Items from an interface collection:
>>>
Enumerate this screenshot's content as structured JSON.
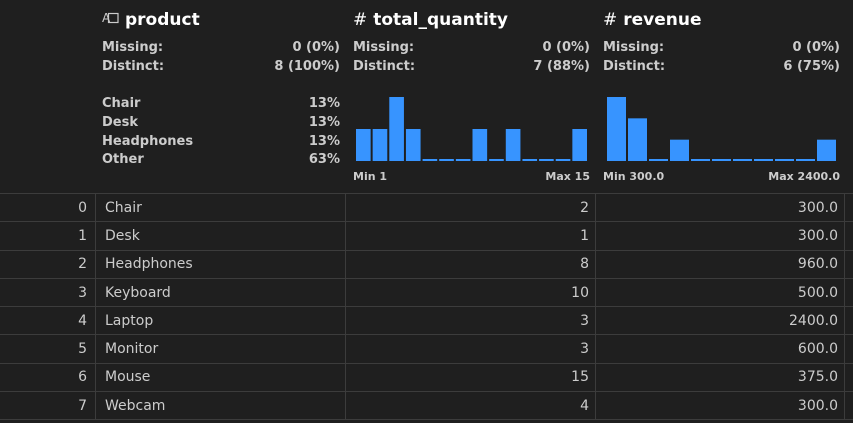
{
  "columns": [
    {
      "name": "product",
      "type_icon": "text-type-icon",
      "missing_label": "Missing:",
      "missing_value": "0 (0%)",
      "distinct_label": "Distinct:",
      "distinct_value": "8 (100%)",
      "frequencies": [
        {
          "label": "Chair",
          "value": "13%"
        },
        {
          "label": "Desk",
          "value": "13%"
        },
        {
          "label": "Headphones",
          "value": "13%"
        },
        {
          "label": "Other",
          "value": "63%"
        }
      ]
    },
    {
      "name": "total_quantity",
      "type_icon": "hash-icon",
      "missing_label": "Missing:",
      "missing_value": "0 (0%)",
      "distinct_label": "Distinct:",
      "distinct_value": "7 (88%)",
      "hist_counts": [
        1,
        1,
        2,
        1,
        0,
        0,
        0,
        1,
        0,
        1,
        0,
        0,
        0,
        1
      ],
      "hist_min": "Min 1",
      "hist_max": "Max 15"
    },
    {
      "name": "revenue",
      "type_icon": "hash-icon",
      "missing_label": "Missing:",
      "missing_value": "0 (0%)",
      "distinct_label": "Distinct:",
      "distinct_value": "6 (75%)",
      "hist_counts": [
        3,
        2,
        0,
        1,
        0,
        0,
        0,
        0,
        0,
        0,
        1
      ],
      "hist_min": "Min 300.0",
      "hist_max": "Max 2400.0"
    }
  ],
  "rows": [
    {
      "idx": "0",
      "product": "Chair",
      "total_quantity": "2",
      "revenue": "300.0"
    },
    {
      "idx": "1",
      "product": "Desk",
      "total_quantity": "1",
      "revenue": "300.0"
    },
    {
      "idx": "2",
      "product": "Headphones",
      "total_quantity": "8",
      "revenue": "960.0"
    },
    {
      "idx": "3",
      "product": "Keyboard",
      "total_quantity": "10",
      "revenue": "500.0"
    },
    {
      "idx": "4",
      "product": "Laptop",
      "total_quantity": "3",
      "revenue": "2400.0"
    },
    {
      "idx": "5",
      "product": "Monitor",
      "total_quantity": "3",
      "revenue": "600.0"
    },
    {
      "idx": "6",
      "product": "Mouse",
      "total_quantity": "15",
      "revenue": "375.0"
    },
    {
      "idx": "7",
      "product": "Webcam",
      "total_quantity": "4",
      "revenue": "300.0"
    }
  ],
  "colors": {
    "bar": "#3794ff",
    "background": "#1f1f1f"
  }
}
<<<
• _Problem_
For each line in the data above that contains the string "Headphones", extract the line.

• _Solution for this task_
          "label": "Headphones",
      "product": "Headphones",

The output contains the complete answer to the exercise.